By then the web had become a thing. Early browsers and the wars between them to increment features meant developers had to build and test on potentially 4 or 5 different computers and often be frustrated by the results. So the WC3 began standardizing how a lot of elements worked  in Extensible Markup Language, or XML. Images, layouts, colors, even fonts. SVGs are XML-based vector image. In other words the browser interprets a language that displays the image. That became a way to render

Web Open Format or WOFF 1 was published in 2009 with contributions by Dutch educator Erik van Blokland, Jonathan Kew, and Tal Leming. This built on the CSS font styling rules that had shipped in Internet Explorer 4 and would slowly be added to every browser shipped, including Firefox since 3.6, Chrome since 6.0, Internet Explorer since 9, and Apple’s Safari since 5.1. Then WOFF 2 added Brotli compression to get sizes down and render faster. WOFF has been a part of the W3C open web standard since 2011. 

Out of Apple’s TrueType came TrueType GX, which added variable fonts. Here, a single font file could contain a number or range of variants to the initial font. So a family of fonts could be in a single file. OpenType added variable fonts in 2016, with Apple, Microsoft, and Google all announcing support. And of course the company that had been there since the beginning, Adobe, jumped on board as well. Fewer font files, faster page loads. 

So here we’ve looked at the progression of fonts from the printing press, becoming more efficient to conserve paper, through the advent of the electronic typewriter to the early bitmap fonts for screens to the vectorization led by Adobe into the Mac then Windows. We also see rethinking the font entirely so multiple scripts and character sets and axes can be represented and rendered efficiently. 

I am now converting all my user names into pig Latin for maximum security. Luckily those are character sets that are pretty widely supported. The ability to add color to pig Latin means that OpenType-SVG will allow me add spiffy color to my glyphs. It makes us wonder what’s next for fonts. Maybe being able to design our own, or more to the point, customize those developed by others to make them our own. We didn’t touch on emoji yet. But we’ll just have to save the evolution of character sets and emoji for another day.

In the meantime, let’s think on the fact that fonts are such a big deal because Steve Jobs took a caligraphy class from a Trappist monk named Robert Palladino while enrolled at Reed College. Today we can painstakingly choose just the right font with just the right meaning because Palladino left the monastic life to marry and have a son. He taught jobs about serif and san serif and kerning and the art of typography. 

That style and attention to detail was one aspect of the original Mac that taught the world that computers could have style and grace as well. It’s not hard to imagine if entire computers still only supported one font or even one font per document. Palladino never owned or used a computer though. His influence can be felt through the influence his pupil Jobs had.

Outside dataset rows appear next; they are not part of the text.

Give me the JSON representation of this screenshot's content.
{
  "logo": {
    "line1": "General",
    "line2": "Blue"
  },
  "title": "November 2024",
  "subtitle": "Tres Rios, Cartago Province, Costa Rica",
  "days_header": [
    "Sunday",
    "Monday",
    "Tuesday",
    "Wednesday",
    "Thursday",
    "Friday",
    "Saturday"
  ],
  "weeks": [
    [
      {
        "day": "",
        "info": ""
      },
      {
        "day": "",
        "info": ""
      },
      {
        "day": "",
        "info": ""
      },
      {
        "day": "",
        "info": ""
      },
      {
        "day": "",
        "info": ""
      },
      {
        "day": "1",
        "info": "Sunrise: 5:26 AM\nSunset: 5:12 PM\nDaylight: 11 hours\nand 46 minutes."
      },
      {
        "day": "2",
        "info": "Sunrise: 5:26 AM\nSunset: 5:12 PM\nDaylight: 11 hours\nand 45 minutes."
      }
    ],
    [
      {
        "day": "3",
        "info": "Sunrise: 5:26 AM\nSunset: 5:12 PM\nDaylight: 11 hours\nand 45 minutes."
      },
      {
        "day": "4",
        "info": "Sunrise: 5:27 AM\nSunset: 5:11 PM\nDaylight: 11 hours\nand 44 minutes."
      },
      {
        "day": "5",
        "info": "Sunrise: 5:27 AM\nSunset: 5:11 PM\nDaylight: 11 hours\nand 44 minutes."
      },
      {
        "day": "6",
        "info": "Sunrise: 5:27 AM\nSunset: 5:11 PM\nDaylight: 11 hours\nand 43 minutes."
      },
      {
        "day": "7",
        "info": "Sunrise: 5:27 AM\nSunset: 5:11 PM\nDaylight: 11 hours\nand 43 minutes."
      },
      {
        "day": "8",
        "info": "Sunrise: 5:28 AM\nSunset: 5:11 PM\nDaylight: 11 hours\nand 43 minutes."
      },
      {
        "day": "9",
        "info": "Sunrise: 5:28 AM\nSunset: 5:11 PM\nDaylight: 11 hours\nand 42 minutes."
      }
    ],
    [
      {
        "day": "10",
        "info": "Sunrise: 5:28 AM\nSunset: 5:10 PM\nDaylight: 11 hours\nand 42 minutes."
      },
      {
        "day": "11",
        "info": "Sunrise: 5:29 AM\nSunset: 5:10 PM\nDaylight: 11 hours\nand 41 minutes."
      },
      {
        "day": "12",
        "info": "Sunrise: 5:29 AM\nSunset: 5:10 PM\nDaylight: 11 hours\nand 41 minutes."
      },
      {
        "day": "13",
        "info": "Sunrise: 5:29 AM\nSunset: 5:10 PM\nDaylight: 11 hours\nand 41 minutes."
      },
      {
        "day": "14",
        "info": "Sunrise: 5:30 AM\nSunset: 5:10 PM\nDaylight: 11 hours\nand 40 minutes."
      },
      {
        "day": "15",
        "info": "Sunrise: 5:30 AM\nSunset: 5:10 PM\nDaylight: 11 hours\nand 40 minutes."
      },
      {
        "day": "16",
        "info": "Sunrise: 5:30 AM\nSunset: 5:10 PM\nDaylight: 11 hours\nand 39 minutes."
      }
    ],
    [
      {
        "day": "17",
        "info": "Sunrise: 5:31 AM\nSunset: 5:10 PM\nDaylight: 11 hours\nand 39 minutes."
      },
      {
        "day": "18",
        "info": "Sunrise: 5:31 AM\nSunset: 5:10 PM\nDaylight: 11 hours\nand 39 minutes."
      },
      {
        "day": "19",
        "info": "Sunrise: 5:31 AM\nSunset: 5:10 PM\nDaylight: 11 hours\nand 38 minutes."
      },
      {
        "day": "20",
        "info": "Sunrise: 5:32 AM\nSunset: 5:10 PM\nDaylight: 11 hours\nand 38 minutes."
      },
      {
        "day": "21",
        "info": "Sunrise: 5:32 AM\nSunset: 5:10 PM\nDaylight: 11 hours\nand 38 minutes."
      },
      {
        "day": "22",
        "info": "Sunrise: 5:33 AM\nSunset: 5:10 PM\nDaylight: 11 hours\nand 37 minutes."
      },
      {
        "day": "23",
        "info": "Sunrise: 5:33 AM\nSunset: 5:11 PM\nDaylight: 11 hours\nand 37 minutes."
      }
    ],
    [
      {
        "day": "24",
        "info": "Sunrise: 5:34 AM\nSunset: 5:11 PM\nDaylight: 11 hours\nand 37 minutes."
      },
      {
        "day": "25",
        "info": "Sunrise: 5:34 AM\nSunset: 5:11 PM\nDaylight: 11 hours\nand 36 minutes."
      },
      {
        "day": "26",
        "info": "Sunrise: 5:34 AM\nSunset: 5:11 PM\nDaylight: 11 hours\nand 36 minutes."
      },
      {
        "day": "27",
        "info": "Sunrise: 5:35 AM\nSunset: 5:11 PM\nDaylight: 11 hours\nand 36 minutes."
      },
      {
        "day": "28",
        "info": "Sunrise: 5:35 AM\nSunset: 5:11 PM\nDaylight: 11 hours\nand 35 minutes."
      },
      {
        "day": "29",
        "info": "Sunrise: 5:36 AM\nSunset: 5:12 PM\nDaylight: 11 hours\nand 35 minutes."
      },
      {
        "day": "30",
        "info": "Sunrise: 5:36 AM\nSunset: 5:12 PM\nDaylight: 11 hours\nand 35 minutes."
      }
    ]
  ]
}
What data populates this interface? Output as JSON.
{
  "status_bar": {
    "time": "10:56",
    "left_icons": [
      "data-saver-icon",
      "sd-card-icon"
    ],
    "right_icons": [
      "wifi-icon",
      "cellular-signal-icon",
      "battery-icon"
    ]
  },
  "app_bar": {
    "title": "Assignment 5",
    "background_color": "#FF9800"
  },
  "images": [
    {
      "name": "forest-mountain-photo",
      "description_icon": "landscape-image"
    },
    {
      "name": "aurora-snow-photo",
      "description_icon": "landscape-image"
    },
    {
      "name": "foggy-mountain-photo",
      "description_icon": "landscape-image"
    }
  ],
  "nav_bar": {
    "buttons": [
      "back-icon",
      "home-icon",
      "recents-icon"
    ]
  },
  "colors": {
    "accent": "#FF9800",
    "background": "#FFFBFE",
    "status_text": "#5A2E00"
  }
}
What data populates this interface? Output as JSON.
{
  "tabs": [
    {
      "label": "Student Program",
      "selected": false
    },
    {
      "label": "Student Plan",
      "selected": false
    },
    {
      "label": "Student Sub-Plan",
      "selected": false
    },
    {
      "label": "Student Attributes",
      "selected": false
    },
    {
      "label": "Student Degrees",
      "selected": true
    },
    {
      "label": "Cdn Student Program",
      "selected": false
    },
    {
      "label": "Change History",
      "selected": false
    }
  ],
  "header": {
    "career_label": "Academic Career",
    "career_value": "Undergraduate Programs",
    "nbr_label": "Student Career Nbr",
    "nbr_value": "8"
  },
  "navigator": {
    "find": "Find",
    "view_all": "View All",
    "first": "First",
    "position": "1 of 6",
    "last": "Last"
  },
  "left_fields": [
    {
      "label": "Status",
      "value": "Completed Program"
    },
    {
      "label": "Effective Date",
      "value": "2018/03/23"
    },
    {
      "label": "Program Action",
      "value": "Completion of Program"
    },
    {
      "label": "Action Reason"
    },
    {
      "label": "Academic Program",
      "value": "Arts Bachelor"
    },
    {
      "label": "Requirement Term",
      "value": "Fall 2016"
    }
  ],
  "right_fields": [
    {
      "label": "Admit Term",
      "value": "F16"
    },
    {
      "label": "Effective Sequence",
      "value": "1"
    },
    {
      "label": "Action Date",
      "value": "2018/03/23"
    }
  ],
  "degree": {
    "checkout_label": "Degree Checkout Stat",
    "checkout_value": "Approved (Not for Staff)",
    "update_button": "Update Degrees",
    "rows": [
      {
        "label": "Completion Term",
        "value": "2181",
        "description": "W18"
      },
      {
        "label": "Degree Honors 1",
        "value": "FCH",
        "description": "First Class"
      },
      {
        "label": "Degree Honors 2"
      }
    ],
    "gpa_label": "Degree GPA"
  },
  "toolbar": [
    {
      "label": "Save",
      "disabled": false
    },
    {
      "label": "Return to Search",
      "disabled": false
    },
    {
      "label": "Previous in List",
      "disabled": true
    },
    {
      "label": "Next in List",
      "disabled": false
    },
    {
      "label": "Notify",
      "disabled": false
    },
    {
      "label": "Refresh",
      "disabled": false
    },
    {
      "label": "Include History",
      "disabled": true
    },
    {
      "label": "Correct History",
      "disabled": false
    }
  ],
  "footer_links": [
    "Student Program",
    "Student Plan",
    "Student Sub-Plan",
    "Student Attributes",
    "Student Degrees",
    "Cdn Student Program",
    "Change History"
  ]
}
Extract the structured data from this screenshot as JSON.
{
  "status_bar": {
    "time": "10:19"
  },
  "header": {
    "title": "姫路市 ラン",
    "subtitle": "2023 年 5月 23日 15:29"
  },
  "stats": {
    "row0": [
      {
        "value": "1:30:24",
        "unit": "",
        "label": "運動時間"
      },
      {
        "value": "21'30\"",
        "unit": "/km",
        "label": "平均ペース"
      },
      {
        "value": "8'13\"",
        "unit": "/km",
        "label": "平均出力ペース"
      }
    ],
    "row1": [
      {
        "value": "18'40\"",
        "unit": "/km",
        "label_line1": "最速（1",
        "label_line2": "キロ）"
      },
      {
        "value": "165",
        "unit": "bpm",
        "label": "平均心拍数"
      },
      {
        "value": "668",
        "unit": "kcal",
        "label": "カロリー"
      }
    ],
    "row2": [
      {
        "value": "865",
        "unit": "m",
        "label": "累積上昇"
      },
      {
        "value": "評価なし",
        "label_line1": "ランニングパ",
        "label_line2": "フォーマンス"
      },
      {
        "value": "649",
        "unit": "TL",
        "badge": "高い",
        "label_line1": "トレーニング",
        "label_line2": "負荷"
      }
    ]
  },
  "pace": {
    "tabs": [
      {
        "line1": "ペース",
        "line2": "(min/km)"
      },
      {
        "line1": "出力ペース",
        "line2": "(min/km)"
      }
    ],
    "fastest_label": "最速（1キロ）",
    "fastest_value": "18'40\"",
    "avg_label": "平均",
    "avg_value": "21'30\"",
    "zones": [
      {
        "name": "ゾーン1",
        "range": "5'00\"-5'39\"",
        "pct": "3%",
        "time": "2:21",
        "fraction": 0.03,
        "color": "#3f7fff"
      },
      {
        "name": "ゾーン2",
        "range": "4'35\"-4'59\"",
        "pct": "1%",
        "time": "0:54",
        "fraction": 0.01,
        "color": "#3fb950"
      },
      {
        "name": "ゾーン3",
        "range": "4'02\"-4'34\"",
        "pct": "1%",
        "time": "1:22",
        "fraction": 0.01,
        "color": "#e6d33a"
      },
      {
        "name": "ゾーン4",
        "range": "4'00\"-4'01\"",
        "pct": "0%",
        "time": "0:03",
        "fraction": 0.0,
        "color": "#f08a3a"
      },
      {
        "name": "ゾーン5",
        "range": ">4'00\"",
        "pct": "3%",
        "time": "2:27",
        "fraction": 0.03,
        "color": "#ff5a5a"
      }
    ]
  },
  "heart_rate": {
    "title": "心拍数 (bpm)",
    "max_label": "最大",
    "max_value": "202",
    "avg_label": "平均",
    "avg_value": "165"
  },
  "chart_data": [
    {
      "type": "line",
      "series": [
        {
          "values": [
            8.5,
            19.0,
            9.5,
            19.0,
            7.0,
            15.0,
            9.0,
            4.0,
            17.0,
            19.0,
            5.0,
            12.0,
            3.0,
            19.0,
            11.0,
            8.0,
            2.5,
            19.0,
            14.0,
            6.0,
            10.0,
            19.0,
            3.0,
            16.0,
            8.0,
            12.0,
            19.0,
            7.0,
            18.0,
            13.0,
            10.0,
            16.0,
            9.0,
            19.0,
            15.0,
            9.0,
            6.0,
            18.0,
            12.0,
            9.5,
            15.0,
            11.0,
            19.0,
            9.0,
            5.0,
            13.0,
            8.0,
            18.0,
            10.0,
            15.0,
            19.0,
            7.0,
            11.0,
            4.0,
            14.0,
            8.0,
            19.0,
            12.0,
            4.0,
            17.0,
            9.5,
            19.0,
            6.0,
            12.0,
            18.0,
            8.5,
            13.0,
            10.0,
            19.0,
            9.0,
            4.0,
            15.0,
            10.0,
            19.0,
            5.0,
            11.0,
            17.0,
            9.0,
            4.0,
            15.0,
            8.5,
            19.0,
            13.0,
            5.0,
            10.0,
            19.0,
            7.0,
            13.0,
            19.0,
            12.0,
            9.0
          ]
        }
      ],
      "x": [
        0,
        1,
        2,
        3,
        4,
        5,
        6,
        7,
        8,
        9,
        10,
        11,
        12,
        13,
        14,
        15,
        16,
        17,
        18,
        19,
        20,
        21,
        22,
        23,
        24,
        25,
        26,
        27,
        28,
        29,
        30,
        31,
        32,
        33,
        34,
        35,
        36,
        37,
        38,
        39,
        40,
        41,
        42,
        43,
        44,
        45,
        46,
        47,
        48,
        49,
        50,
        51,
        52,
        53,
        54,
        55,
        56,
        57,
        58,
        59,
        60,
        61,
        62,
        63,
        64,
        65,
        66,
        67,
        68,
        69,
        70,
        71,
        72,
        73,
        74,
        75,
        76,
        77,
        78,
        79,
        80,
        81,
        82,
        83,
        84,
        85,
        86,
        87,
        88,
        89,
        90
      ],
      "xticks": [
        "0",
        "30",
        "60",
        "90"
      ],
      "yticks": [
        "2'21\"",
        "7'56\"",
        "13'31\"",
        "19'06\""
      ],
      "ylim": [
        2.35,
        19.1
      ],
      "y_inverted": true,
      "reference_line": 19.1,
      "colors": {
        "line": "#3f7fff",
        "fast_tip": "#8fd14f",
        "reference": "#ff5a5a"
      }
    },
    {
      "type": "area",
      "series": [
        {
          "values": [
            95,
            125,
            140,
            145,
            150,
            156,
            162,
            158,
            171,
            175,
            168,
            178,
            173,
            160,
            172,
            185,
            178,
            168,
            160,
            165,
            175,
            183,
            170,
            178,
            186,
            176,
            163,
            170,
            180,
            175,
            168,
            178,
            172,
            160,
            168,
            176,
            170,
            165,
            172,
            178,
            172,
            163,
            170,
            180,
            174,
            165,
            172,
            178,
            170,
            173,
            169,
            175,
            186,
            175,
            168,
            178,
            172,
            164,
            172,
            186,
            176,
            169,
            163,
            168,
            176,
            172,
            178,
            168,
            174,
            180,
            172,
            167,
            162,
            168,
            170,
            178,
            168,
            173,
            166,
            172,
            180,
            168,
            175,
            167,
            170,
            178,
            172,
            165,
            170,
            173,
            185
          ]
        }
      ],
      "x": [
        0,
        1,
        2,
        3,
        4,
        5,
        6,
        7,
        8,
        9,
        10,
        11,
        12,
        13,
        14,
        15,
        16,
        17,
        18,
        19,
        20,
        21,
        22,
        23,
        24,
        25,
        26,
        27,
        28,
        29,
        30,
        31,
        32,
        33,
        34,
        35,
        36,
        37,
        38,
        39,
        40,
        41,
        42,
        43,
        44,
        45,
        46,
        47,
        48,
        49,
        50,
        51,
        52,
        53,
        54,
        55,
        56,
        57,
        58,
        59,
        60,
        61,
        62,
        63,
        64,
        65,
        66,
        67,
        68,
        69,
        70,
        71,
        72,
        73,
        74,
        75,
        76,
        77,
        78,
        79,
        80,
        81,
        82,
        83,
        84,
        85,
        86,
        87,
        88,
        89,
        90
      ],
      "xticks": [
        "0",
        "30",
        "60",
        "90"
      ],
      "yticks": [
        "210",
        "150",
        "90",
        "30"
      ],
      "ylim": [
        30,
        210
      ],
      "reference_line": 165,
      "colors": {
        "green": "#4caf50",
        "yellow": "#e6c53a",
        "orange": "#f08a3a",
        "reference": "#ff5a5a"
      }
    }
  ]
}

And it’s actually amazing how many people who had such dramatic impacts on computing never really used one. Because so many smaller evolutions came after them. What evolutions do we see on the horizon today? And how many who put a snippet of code on a service like GitHub may never know the impact they have on so many?